┌─ MATERIAL SUPPLIED

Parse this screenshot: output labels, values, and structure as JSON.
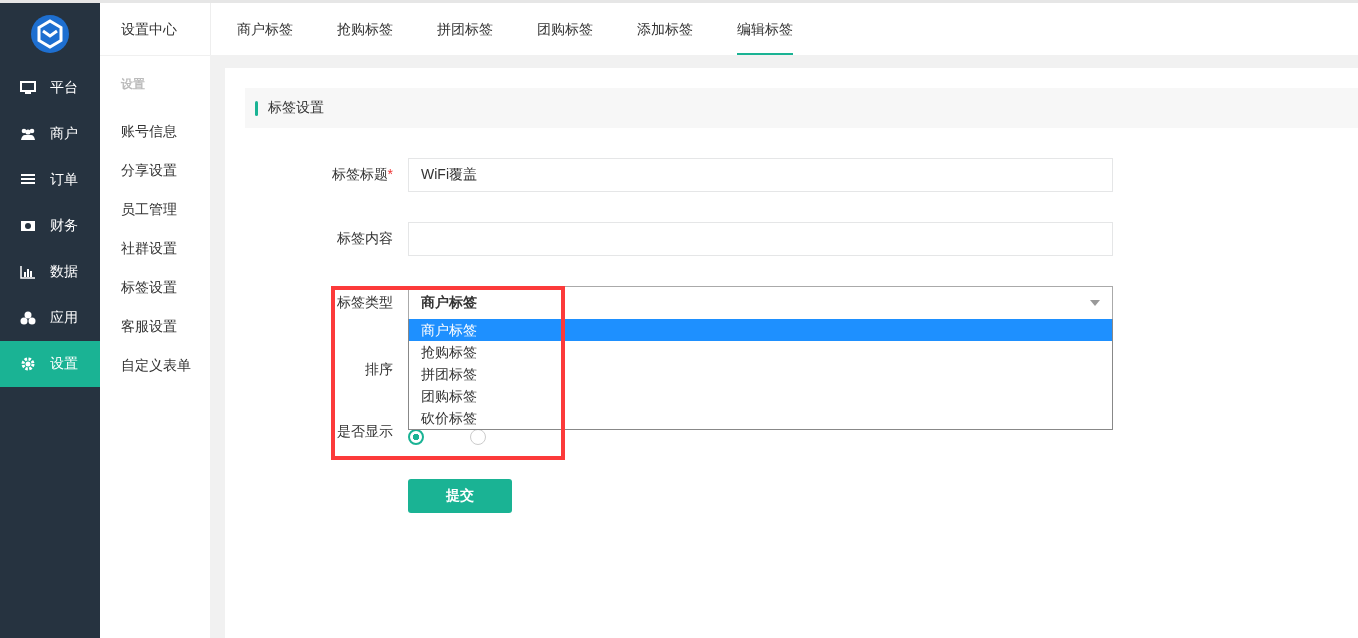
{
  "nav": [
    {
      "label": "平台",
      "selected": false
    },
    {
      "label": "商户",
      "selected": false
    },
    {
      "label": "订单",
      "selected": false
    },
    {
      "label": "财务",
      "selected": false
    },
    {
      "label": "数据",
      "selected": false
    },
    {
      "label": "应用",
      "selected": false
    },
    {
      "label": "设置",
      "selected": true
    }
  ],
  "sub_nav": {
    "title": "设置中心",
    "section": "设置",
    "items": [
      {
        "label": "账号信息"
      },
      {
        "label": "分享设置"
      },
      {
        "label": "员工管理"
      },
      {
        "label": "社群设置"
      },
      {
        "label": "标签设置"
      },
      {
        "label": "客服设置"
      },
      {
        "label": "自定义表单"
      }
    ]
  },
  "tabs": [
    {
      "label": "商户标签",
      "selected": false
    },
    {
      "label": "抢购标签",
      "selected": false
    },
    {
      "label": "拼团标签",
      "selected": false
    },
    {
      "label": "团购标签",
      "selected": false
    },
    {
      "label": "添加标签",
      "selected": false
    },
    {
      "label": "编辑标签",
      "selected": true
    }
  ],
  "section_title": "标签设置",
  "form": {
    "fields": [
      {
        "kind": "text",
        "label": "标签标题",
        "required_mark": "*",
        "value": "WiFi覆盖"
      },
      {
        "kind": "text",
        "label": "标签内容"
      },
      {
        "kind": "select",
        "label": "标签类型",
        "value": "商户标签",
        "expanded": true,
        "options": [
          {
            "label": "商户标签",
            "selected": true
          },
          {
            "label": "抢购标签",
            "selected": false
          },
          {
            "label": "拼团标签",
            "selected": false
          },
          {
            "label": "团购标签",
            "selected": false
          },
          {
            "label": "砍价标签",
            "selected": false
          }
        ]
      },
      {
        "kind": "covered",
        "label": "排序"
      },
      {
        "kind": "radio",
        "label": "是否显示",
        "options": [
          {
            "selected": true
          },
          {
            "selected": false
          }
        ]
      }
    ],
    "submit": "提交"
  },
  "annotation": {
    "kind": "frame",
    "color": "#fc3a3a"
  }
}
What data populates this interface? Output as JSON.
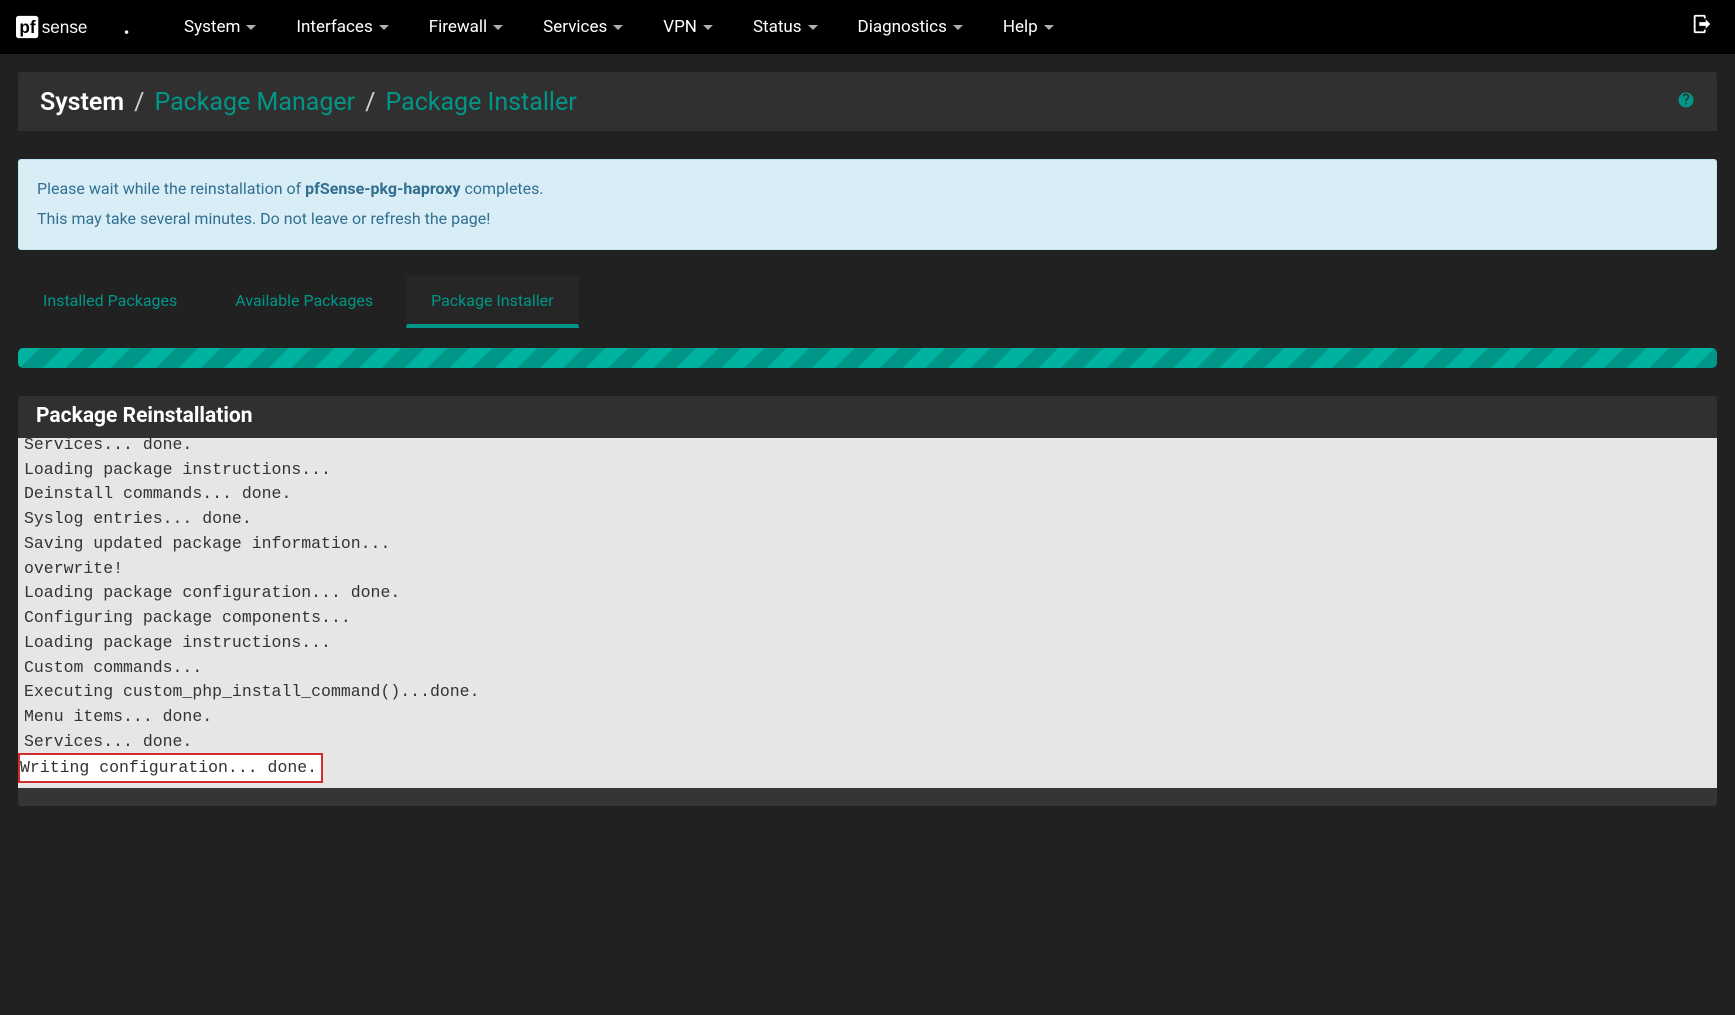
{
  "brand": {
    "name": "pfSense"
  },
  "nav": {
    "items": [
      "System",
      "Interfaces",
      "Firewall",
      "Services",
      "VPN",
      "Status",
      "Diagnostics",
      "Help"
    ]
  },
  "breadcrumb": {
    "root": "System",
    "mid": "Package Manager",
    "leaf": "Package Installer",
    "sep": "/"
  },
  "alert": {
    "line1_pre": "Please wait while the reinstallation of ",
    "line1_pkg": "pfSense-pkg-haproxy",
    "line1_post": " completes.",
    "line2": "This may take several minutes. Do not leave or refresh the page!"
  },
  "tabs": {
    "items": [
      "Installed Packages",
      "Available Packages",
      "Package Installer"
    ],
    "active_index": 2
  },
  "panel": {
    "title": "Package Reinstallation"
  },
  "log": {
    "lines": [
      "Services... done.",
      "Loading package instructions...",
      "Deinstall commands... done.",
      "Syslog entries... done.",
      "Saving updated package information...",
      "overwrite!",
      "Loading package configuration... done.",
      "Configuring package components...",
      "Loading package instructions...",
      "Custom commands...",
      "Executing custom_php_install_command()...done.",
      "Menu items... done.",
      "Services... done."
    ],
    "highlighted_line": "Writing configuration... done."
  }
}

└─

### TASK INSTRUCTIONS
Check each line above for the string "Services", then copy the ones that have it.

### ANSWER BOX
      "Services",
      "Services... done.",
      "Services... done."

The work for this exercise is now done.